The campaign encompasses 17 different posters in total, all celebrating everyday tools such as nails, hammers and paint. They’re accompanied by short or single-word taglines, which speak to the domestic potential that a good bit of DIY can unlock.
“Even if you’re just putting a nail in the wall to put a picture up, you get a warm feeling – and that’s progress, that’s change,” Nils Leonard, founder of Uncommon, told CR. “It’s powerful, because in the world at the moment it’s hard to see us progressing. Our profiles are online. We buy things digitally.
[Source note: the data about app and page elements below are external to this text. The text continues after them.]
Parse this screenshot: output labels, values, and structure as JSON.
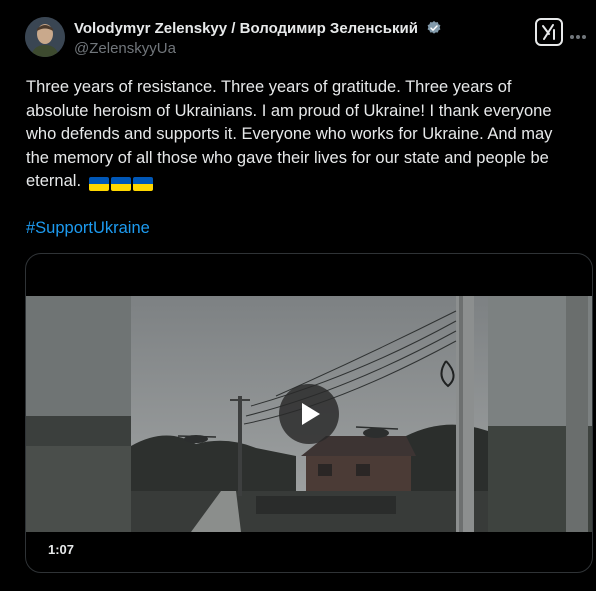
{
  "author": {
    "display_name": "Volodymyr Zelenskyy / Володимир Зеленський",
    "handle": "@ZelenskyyUa",
    "verified_color": "#829aab"
  },
  "post": {
    "text": "Three years of resistance. Three years of gratitude. Three years of absolute heroism of Ukrainians. I am proud of Ukraine! I thank everyone who defends and supports it. Everyone who works for Ukraine. And may the memory of all those who gave their lives for our state and people be eternal.",
    "flags": [
      "ukraine-flag",
      "ukraine-flag",
      "ukraine-flag"
    ],
    "hashtag": "#SupportUkraine"
  },
  "media": {
    "type": "video",
    "duration": "1:07"
  },
  "colors": {
    "background": "#000000",
    "text": "#e7e9ea",
    "secondary": "#71767b",
    "link": "#1d9bf0",
    "flag_blue": "#0057b7",
    "flag_yellow": "#ffd700"
  },
  "icons": [
    "verified-badge-icon",
    "grok-icon",
    "more-icon",
    "play-icon"
  ]
}
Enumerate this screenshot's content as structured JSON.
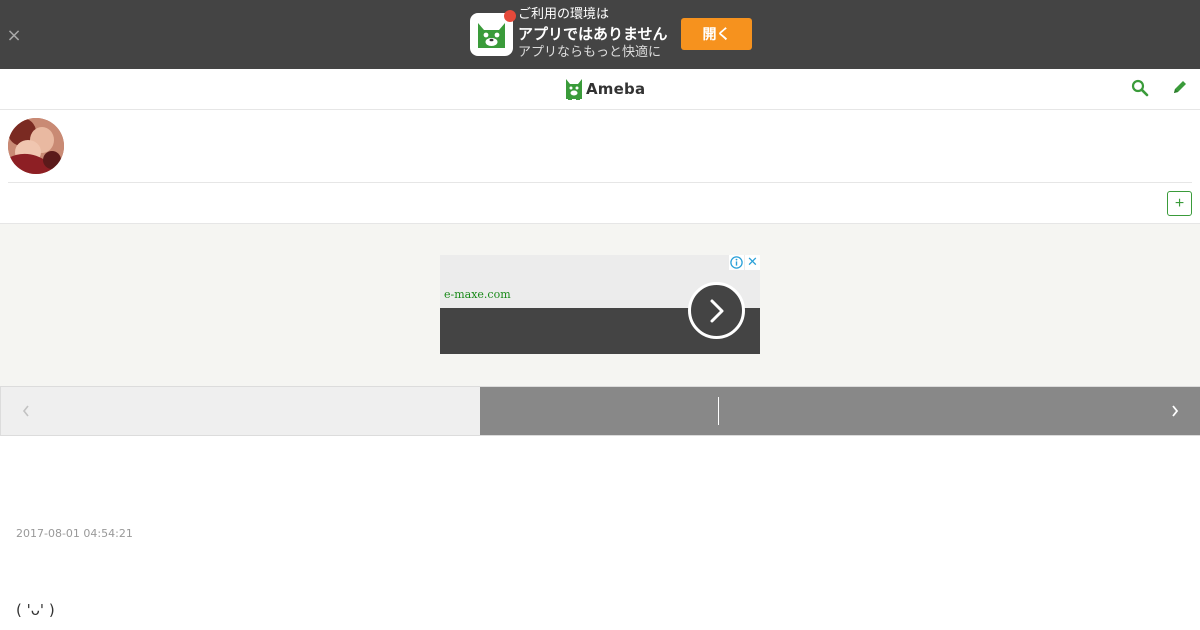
{
  "app_banner": {
    "line1": "ご利用の環境は",
    "line2": "アプリではありません",
    "line3": "アプリならもっと快適に",
    "open_label": "開く",
    "close_glyph": "×"
  },
  "header": {
    "logo_text": "Ameba"
  },
  "tabbar": {
    "add_label": "+"
  },
  "ad": {
    "domain": "e-maxe.com",
    "close_glyph": "✕"
  },
  "entry": {
    "date": "2017-08-01 04:54:21",
    "body": "( 'ᴗ' )"
  },
  "colors": {
    "brand_green": "#3a9b3a",
    "banner_bg": "#444444",
    "open_button": "#f6921e",
    "notif_dot": "#e5493a"
  }
}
So physically changing your house is much more powerful than we give credit for.”
While doing research around the campaign, Leonard says he stumbled across the work of Richard Paul Lohse, who often used large, cut-out photography of objects – as can be seen in this Ausstellung Musikinstrumente Kunstgewerbemuseum Zürich poster.
It’s something Uncommon has referenced in the photography for the posters, which places relatively mundane objects front, centre, and close up.
“Lohse would do these insane annual reports, with a picture of a sink, or a spanner, and they’d be cropped and used really graphically in a powerful, gridded, Swiss, brutal way,” explains Leonard. “So it was about how we take implements like a nail or a spanner – the cornerstones of DIY – and speak to his spirit.”
Notably, the images sit on a vast expanse of B&Q orange – a colour Leonard says the brand often minimalises, but which Uncommon wanted to bring to the forefront. “It’s our orange tribute to Swiss Modernism,” he jokes.
The campaign follows hot on the heels of Uncommon’s Build a Life TV ad, both adopting the same emotionally-driven approach to DIY, and the ways it can help us to create a home.